Board of Governors Chair, Kurt Schlachter (BSc ’00), says adding to the success of the build is the quality of local industry partners.
“Southern Alberta is home to some of the best trades and supply companies in the industry. Companies like D.A Electric Ltd., Reive Plumbing and Heating Ltd. and Maverick Concrete Ltd. are all based in our community and we’re able to directly inject significant dollars into the local economy by simply hiring the best in the business. It’s a win-win situation,” says Schlachter.
In addition to the construction industry adding to the smooth progression of the Destination Project, faculty input has been key in the planning and design stages of the new science and academic building. Mahon believes without the careful consideration and time from faculty and staff, the end result would be a mere shadow of what we will see with the final product.
“Having faculty input and opinion in the design stage was paramount to ensuring the Destination Project is a success not only for students and the southern Alberta community, but for our talented team of researchers and faculty,” says Mahon. “It will ensure our own people are equipped with the resources they need to power ahead in their research and make new and exciting discoveries right here at home.”
With the final concrete raft slab pour taking place in the coming weeks, the next significant milestone will be the addition of a second tower crane in mid-November. Take a tour from above the future home of science in southern Alberta by watching fly-over drone footage at destinationproject.ca.

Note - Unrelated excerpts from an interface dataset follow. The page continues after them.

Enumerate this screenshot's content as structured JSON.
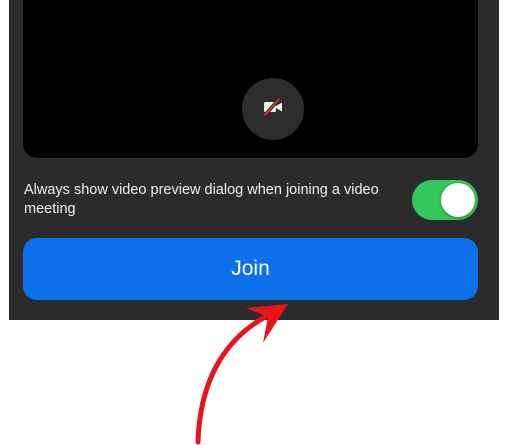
{
  "video_preview": {
    "camera_icon": "video-off-icon"
  },
  "preview_option": {
    "label": "Always show video preview dialog when joining a video meeting",
    "toggle_state": "on",
    "toggle_color": "#34c759"
  },
  "join_button": {
    "label": "Join",
    "color": "#0e71eb"
  },
  "annotation": {
    "arrow_color": "#e8141c",
    "arrow_target": "join-button"
  }
}
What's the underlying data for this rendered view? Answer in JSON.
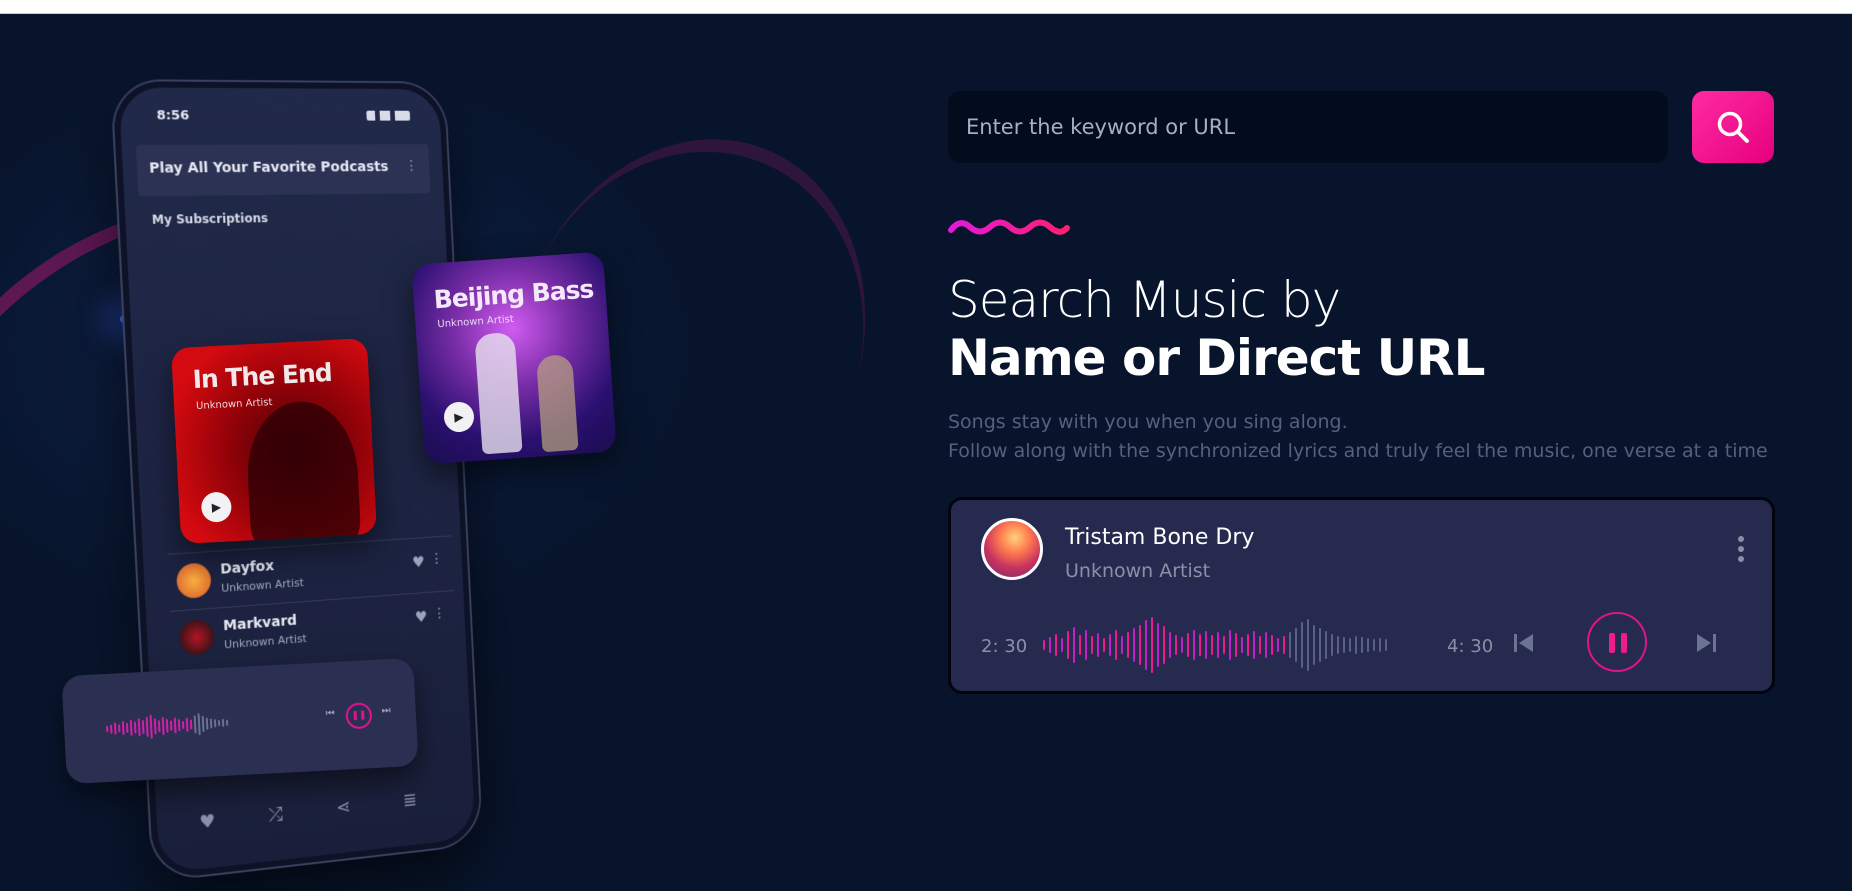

The Destination Project site has welcomed a big, bright yellow buddy to do some seriously heavy lifting. The tower crane, nicknamed “Big Yeller” which stands over 200 ft tall, is owned by PCL Construction Management. PCL Superintendent, Daryl Campbell, says it took some careful forethought and manpower to get Big Yeller on site.
“The planning process for this crane took quite some time as there are a lot of moving pieces to organize when using this type of crane. Just to physically get the crane here took nine trucks which drove from Nisku, south of Edmonton,” says Campbell.
The tower crane is assembled in sections and stages and once it’s complete, Big Yeller has the lifting capacity of around 26,500 pounds when the load is closest to the mast. At the tip of the crane’s jib, the crane can lift around 10,800 pounds. This kind of lifting capacity will come in handy as the columns and concrete levels start to take shape.
Taking around two days to completely erect and have operational, the tower crane is built by a team of seven people. Not to mention the other crane which was needed to help construct it.
“The red, lifting crane that had been onsite to assist with the assembly of the tower crane has a lifting capacity of around 500 tons and there are very few in Western Canada,” says Campbell.
Apart from standing out on the campus landscape, another unique fact about Big Yeller is that the pad or base of the crane is actually built right into the raft slab of the building. This makes the bottom 8 ft. section of crane somewhat sacrificial. Once Big Yeller has completed its final duty, the crane will be broken down again and a welder will come to cut the base section down to the raft slab and then the final concrete slab will be poured right over the top.
Big Yeller will be joined by another tower crane mid-November, but it won’t stand quite as tall as it’s big brother. Watch Big Yeller do some seriously heavy lifting by checking out the live webcams at destinationproject.ca